[SUPPLIED DATA Boundary: Start]

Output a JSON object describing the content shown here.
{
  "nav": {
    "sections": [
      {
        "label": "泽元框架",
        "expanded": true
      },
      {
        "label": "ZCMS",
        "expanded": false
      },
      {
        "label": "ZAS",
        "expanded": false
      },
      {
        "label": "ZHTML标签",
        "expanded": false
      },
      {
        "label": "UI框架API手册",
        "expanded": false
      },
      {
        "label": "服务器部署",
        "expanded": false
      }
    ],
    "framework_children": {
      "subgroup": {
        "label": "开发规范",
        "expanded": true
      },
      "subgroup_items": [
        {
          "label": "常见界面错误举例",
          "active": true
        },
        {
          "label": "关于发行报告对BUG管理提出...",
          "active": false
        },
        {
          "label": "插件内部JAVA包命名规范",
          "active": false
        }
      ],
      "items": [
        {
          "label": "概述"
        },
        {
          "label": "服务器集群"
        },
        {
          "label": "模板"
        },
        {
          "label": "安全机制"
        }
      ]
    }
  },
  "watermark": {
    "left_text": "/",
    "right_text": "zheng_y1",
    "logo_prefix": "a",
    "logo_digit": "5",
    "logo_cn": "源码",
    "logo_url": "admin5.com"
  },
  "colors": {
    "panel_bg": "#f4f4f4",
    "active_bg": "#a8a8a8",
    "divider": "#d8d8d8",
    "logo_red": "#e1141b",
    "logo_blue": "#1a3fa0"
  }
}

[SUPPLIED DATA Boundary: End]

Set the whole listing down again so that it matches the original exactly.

Output a JSON object describing the content shown here.
{
  "nav": {
    "sections": [
      {
        "label": "泽元框架",
        "expanded": true
      },
      {
        "label": "ZCMS",
        "expanded": false
      },
      {
        "label": "ZAS",
        "expanded": false
      },
      {
        "label": "ZHTML标签",
        "expanded": false
      },
      {
        "label": "UI框架API手册",
        "expanded": false
      },
      {
        "label": "服务器部署",
        "expanded": false
      }
    ],
    "framework_children": {
      "subgroup": {
        "label": "开发规范",
        "expanded": true
      },
      "subgroup_items": [
        {
          "label": "常见界面错误举例",
          "active": true
        },
        {
          "label": "关于发行报告对BUG管理提出...",
          "active": false
        },
        {
          "label": "插件内部JAVA包命名规范",
          "active": false
        }
      ],
      "items": [
        {
          "label": "概述"
        },
        {
          "label": "服务器集群"
        },
        {
          "label": "模板"
        },
        {
          "label": "安全机制"
        }
      ]
    }
  },
  "watermark": {
    "left_text": "/",
    "right_text": "zheng_y1",
    "logo_prefix": "a",
    "logo_digit": "5",
    "logo_cn": "源码",
    "logo_url": "admin5.com"
  },
  "colors": {
    "panel_bg": "#f4f4f4",
    "active_bg": "#a8a8a8",
    "divider": "#d8d8d8",
    "logo_red": "#e1141b",
    "logo_blue": "#1a3fa0"
  }
}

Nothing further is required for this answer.